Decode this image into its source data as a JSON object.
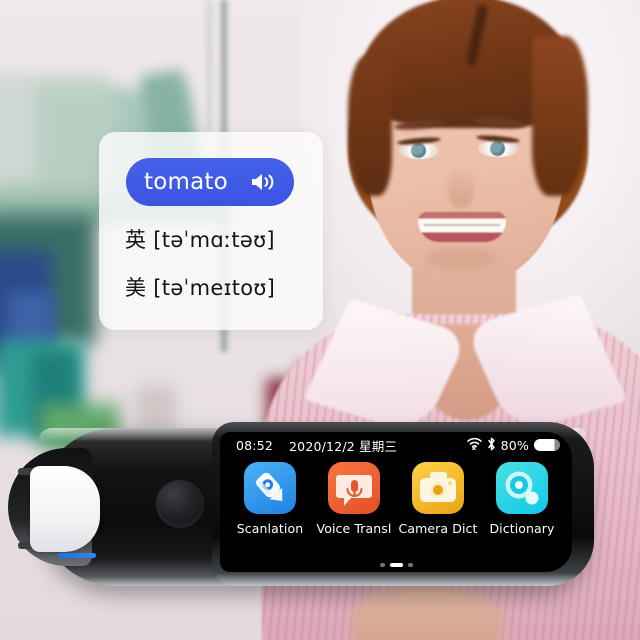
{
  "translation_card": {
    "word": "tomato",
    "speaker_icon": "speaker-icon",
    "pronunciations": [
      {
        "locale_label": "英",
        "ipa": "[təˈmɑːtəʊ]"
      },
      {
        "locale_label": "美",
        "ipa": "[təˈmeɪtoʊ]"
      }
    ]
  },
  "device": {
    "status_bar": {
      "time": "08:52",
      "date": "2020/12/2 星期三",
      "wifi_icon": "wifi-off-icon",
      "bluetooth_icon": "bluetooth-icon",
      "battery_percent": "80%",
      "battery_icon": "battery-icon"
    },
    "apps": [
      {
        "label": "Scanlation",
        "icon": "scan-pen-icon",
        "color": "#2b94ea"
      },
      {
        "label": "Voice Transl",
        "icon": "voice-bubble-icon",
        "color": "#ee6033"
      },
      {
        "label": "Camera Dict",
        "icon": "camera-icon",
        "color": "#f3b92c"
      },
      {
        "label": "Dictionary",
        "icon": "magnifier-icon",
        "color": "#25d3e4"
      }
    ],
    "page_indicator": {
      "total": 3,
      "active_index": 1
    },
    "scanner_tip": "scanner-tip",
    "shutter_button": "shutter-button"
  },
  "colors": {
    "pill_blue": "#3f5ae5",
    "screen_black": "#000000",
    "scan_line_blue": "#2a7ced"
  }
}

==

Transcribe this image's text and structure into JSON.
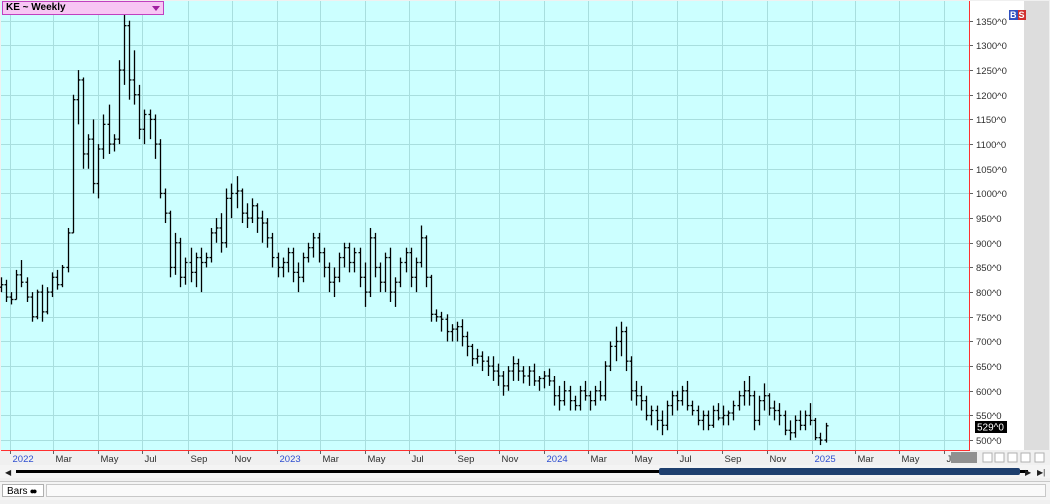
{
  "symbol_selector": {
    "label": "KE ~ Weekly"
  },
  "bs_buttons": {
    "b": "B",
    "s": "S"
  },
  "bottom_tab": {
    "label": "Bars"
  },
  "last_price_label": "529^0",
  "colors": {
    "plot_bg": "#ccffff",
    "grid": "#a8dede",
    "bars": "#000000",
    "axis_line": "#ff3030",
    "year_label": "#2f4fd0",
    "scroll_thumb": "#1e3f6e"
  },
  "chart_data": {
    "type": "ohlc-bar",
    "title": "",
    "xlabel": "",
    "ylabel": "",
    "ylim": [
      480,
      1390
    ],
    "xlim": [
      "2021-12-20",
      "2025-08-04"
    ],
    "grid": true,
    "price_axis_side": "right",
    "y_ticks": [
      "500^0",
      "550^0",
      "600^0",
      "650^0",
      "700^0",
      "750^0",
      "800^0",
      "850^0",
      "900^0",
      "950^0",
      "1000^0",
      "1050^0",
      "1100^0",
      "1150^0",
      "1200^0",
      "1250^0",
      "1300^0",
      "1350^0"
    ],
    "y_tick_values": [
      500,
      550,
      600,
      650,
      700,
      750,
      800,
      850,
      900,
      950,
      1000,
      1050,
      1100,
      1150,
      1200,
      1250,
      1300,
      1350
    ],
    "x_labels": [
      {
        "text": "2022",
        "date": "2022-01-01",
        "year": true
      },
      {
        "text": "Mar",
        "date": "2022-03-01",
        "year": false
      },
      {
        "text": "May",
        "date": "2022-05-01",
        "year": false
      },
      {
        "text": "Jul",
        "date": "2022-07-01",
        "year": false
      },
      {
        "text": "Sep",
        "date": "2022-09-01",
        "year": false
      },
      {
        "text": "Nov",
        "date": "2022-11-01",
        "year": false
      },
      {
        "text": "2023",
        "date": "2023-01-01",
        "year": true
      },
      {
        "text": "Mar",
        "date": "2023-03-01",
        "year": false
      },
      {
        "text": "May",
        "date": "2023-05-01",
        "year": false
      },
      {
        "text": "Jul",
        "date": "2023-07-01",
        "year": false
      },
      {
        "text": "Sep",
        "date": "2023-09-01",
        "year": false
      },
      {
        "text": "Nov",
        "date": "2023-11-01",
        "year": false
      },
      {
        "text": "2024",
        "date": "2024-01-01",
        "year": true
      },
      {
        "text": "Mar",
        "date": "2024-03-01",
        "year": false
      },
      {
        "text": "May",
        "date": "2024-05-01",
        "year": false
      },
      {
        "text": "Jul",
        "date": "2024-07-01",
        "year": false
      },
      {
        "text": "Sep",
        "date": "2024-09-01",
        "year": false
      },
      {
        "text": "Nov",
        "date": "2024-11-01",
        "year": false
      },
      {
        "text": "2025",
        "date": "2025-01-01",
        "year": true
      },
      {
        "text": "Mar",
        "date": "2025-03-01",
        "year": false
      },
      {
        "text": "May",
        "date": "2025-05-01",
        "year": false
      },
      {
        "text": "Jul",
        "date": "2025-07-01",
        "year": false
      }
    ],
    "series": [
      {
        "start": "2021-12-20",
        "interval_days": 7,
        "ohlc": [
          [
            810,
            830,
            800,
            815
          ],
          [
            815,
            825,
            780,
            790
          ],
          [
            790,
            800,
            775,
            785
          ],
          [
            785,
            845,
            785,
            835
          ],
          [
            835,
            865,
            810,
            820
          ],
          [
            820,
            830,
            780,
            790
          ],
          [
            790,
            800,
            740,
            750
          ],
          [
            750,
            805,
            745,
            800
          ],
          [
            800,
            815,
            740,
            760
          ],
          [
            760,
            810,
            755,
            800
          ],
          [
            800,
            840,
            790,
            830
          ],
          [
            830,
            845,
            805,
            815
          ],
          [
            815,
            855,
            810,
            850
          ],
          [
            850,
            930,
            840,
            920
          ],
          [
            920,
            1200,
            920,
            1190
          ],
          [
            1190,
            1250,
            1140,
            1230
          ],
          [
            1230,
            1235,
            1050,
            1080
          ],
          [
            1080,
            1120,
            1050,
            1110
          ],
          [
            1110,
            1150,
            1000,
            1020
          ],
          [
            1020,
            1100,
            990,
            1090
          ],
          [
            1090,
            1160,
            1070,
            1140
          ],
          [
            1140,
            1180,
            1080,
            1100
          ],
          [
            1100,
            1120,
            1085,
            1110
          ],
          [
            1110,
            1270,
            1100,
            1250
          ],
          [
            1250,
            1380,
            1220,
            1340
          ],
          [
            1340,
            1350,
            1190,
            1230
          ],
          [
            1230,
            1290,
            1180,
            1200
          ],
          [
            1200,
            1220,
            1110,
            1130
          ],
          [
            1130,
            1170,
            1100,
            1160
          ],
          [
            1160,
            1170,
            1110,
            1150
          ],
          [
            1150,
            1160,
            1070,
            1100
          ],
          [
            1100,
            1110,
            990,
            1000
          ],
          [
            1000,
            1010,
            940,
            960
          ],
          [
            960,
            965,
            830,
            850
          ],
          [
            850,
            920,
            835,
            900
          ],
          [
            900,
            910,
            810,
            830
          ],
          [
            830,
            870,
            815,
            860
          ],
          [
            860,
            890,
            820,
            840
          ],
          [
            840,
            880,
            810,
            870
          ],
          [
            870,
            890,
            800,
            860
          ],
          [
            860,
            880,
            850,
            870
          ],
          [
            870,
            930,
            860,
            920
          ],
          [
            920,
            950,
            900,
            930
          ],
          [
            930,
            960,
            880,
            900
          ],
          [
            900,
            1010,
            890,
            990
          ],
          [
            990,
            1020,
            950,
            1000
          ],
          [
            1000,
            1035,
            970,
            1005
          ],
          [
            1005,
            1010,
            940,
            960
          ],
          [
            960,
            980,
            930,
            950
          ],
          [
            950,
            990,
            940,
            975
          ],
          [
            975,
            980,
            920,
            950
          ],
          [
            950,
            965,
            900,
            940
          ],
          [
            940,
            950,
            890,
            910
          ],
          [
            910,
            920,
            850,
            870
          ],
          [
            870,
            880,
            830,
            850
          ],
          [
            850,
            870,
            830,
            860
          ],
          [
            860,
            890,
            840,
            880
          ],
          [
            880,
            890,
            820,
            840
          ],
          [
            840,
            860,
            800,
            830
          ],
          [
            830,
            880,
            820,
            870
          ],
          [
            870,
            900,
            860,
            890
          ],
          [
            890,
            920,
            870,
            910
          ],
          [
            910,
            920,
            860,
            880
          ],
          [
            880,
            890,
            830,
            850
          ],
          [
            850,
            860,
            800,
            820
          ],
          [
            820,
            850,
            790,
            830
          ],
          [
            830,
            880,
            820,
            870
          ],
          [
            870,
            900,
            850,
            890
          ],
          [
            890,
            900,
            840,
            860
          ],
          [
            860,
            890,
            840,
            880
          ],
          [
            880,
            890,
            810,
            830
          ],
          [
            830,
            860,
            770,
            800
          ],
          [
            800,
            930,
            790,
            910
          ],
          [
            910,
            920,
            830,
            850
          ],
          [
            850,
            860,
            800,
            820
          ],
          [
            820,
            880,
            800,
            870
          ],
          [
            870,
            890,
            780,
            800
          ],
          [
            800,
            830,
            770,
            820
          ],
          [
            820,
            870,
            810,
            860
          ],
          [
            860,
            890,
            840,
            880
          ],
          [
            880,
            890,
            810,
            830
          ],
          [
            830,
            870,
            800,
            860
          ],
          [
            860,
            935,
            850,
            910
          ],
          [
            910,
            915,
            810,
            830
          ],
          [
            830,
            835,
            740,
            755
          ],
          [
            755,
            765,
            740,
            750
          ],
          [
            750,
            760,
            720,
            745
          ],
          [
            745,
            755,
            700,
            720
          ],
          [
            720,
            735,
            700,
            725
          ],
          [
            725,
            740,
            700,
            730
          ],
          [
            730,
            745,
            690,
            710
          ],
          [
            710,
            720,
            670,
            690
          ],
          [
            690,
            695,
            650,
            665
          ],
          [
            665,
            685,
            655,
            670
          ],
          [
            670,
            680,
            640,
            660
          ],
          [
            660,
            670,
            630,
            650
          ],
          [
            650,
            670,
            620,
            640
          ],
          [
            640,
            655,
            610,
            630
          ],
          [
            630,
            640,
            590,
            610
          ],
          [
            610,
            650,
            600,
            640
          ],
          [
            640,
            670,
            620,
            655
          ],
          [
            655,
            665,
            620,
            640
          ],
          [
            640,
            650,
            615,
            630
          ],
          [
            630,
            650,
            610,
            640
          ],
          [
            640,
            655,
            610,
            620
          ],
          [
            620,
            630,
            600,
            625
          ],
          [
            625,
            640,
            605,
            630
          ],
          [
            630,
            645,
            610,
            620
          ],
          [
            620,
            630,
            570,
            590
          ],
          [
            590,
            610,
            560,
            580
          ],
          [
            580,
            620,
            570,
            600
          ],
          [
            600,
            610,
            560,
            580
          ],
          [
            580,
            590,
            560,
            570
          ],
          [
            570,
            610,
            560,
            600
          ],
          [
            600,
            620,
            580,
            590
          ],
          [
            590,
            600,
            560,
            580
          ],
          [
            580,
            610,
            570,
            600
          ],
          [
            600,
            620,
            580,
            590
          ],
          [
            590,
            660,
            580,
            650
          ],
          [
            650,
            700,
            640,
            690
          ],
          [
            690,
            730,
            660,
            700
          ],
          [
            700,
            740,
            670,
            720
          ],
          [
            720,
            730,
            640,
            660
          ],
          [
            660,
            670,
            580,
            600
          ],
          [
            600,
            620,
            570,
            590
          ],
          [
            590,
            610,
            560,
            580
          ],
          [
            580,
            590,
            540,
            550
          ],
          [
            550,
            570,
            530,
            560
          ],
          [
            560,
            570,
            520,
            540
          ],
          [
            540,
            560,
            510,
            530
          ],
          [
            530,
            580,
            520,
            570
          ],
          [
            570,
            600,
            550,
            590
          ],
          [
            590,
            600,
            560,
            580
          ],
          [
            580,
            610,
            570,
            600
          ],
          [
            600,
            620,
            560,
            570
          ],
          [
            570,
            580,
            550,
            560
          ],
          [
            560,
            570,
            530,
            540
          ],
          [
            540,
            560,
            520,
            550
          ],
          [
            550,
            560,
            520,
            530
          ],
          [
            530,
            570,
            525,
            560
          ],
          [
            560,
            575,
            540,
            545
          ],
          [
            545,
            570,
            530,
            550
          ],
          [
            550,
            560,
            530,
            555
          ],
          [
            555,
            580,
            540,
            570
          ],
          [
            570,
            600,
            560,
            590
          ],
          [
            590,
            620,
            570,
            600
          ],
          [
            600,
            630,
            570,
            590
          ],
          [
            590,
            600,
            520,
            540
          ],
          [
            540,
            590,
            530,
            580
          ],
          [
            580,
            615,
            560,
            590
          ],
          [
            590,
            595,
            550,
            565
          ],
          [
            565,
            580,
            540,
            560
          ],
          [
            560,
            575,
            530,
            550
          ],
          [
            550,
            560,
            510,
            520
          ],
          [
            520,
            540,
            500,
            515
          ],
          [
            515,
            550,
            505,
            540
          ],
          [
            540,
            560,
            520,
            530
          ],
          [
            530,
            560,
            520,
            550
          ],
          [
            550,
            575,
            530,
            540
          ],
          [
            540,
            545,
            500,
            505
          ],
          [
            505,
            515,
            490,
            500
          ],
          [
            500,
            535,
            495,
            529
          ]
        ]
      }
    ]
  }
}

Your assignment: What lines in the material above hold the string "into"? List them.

Answer for this exercise:
Decode this image into its source data as a JSON object.
Transcribe this image's text and structure into JSON.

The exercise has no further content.